In 2015, Ken received The Wayland Drew Natural Heritage Award, which presented to individuals who consistently demonstrate environmental leadership by promoting stewardship, conservation, environmental education or awareness of Muskoka’s natural heritage.
Besides a stellar career in education (teacher, principal and superintendent) , politics (MPP and Minister of Tourism and Recreation), community service (Rotary, Historical Society, Muskoka Algonquin Healthcare board) and journalism (“In My View” for twenty years and Muskoka Magazine articles) Ken has made a noteworthy contribution in the environmental sphere over many years.

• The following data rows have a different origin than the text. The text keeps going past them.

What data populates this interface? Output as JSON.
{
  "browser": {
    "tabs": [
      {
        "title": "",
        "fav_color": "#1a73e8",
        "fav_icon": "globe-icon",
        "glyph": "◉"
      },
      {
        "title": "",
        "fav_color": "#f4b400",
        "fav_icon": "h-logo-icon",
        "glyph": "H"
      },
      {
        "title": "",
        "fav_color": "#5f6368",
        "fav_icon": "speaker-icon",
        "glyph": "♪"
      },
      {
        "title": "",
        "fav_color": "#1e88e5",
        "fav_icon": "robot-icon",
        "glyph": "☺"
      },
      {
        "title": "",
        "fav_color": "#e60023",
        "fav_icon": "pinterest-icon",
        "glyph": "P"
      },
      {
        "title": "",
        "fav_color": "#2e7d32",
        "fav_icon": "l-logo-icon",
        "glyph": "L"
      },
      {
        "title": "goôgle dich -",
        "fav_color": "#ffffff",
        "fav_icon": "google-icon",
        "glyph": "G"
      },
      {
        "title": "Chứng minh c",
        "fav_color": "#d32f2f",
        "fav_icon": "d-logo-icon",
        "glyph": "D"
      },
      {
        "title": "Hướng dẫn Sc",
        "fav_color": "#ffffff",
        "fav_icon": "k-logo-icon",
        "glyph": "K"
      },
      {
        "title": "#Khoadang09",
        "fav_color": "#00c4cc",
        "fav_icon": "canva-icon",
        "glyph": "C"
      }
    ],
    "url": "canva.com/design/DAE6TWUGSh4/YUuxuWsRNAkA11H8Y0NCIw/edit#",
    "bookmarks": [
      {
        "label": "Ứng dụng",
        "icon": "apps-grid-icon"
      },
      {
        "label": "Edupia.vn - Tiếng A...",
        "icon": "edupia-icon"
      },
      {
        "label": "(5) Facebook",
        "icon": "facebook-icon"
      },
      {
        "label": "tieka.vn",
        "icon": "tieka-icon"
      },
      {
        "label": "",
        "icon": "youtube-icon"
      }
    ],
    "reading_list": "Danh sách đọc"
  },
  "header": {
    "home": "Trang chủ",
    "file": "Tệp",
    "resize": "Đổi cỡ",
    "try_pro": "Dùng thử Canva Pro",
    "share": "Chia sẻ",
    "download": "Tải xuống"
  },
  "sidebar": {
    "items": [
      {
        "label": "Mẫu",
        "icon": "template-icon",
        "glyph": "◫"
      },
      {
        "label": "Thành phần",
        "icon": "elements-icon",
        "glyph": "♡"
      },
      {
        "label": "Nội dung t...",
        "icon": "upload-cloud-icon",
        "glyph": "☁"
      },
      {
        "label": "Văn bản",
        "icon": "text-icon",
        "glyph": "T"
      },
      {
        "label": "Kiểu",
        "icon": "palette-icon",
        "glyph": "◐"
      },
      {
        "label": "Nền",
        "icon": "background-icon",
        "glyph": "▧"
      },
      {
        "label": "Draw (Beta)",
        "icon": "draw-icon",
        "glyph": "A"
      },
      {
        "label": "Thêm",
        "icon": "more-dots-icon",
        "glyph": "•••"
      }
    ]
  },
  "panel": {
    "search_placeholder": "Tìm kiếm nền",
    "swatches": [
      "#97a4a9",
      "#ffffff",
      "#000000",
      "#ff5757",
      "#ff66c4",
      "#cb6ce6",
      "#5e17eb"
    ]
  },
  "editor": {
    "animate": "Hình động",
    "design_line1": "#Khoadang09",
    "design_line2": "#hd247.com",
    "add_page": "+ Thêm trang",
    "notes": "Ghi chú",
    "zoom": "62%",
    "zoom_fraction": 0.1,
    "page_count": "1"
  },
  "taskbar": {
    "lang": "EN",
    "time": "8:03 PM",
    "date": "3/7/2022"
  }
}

Ken is a fourth generation Muskokan who began his teaching career in Bracebridge. In his roles as a teacher, principal and superintendent, Ken vigorously supported the Out-Of–Classroom Education program to enable students to experience the natural history of the area. During his tenure as principal, Ken instituted a “Quest” program that allowed students to pursue projects in greater depth and at a higher level than would normally be attained in the regular curriculum. One such project resulted in a student carrying out a detailed four season study of a pond north of Bracebridge. This research became a valuable record for the local MNR.
Perhaps Ken’s greatest contribution to the Muskoka environmental scene was the conception and development of the Muskoka Watershed Council. He saw the need to somehow partner the District of Muskoka with a local environmental organization the Muskoka Conservancy (The Muskoka Heritage Foundation at the time) to attain a new level of environmental awareness. Ken used his role as president of the Muskoka Heritage Foundation (MHF) to facilitate this. With great perseverance and determination he was successful in achieving this goal. The Muskoka Watershed Council has grown to the status of a stand-alone organization that champions watershed health. Likewise during his presidency he shepherded the MHF organization to more financial stability which allowed the Muskoka Conservancy to develop into the significant land trust and stewardship organization that it is today. It was on Ken’s watch that the first native plant sale took place along with the Green Challenge for businesses to consider and implement more natural landscape plans.
Over the last almost twenty years, Ken has taken the torch and promoted the environmental protection in his weekly column “In My View”. He has often called to task poor policies and decisions by all levels of government but on the positive side he has heralded positive actions that might achieve sustainability for the planet.